62

This question already has an answer here:

Function duplicated in R performs duplicate row search. If we want to remove the duplicates, we need just to write df[!duplicated(df),] and duplicates will be removed from data frame.

But how to find the indices of duplicated data? If duplicated returns TRUE on some row, it means, that this is the second occurence of such a row in the data frame and its index can be easily obtained. How to obtain the index of first occurence of this row? Or, in other words, an index with which the duplicated row is identical?

I could make a loop on data.frame, but I think there is a more elegant answer on this question.

marked as duplicate by David Arenburg r May 18 '17 at 14:07

This question has been asked before and already has an answer. If those answers do not fully address your question, please ask a new question.

86

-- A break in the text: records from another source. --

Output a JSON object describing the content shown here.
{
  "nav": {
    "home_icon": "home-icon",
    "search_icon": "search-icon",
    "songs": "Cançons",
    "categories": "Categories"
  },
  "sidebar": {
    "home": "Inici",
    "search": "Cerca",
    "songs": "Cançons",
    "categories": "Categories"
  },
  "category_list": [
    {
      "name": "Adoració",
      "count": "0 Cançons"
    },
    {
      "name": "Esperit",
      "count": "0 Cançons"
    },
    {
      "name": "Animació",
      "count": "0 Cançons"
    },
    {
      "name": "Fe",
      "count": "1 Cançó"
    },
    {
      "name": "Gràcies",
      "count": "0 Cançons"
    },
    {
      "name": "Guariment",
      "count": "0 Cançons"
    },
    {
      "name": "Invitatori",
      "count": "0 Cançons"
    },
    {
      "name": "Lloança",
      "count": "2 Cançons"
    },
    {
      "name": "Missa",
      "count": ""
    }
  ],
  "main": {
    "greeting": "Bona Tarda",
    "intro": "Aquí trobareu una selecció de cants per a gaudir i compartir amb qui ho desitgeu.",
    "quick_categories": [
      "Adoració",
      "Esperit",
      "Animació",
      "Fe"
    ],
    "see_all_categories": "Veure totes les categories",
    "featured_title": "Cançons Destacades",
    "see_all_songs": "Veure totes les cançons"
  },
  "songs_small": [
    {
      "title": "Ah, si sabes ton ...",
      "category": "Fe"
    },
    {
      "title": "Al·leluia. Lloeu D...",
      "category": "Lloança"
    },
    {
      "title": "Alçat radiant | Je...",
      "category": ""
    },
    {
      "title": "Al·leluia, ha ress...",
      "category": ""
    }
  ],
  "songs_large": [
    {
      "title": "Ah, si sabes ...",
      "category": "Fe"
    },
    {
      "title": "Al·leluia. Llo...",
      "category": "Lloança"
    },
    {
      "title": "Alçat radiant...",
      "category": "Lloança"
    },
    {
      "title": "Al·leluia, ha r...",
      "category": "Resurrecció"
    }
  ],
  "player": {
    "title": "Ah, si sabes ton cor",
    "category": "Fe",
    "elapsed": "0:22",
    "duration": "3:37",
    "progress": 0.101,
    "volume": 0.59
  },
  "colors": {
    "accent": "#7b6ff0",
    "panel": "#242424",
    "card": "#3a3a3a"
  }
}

This returns a logical index vector:

duplicated(df) | duplicated(df[nrow(df):1, ])[nrow(df):1]

Here's an example:

df <- data.frame(a = c(1,2,3,4,1,5,6,4,2,1))

duplicated(df) | duplicated(df[nrow(df):1, ])[nrow(df):1]
#[1]  TRUE  TRUE FALSE  TRUE  TRUE FALSE FALSE  TRUE  TRUE  TRUE

which(duplicated(df) | duplicated(df[nrow(df):1, ])[nrow(df):1])
#[1]  1  2  4  5  8  9 10

Update (based on comment):
The complexity of the command can be reduced if fromLast = TRUE is used as function argument. This is easier than creating two reversed vectors.

duplicated(df) | duplicated(df, fromLast = TRUE)

duplicated(df) | duplicated(df, fromLast = TRUE)
#[1]  TRUE  TRUE FALSE  TRUE  TRUE FALSE FALSE  TRUE  TRUE  TRUE

How it works?

The function duplicated is applied to both the original data frame and the data frame with reversed order of rows. The output of the latter is reversed again. Note that the first occurrences of duplicated values in the original data are the last occurrences in the reversed version. Afterwards, both vectors are combined using | since a TRUE in at least one of them indicates a duplicated value.

17

If you are using a keyed data.table, then you can use the following elegant syntax

library(data.table)
DT <- data.table(A = rep(1:3, each=4), 
                 B = rep(1:4, each=3), 
                 C = rep(1:2, 6), key = "A,B,C")

DT[unique(DT[duplicated(DT)]),which=T]

To unpack

  • DT[duplicated(DT)] subsets those rows which are duplicates.

  • unique(...) returns only the unique combinations of the duplicated rows. This deals with any cases with more than 1 duplicate (duplicate duplicates eg triplicates etc)

  • DT[..., which = T] merges the duplicate rows with the original, with which=T returning the row number (without which = T it would just return the data).

You could also use

 DT[,count := .N,by = list(A,B,C)][count>1, which=T]
  • in second case, no need to set a key (and by is not less efficient without key). – pommedeterresautee Oct 12 '14 at 13:00
  • 1
    I really like this approach but it seems that the results of DT[duplicated(DT)] does not include the first row that is a duplicate, for example if I have three duplicates for one instance it will only show me two of them. How to see them all? – Herman Toothrot Mar 15 '16 at 16:05

Not the answer you're looking for? Browse other questions tagged or ask your own question.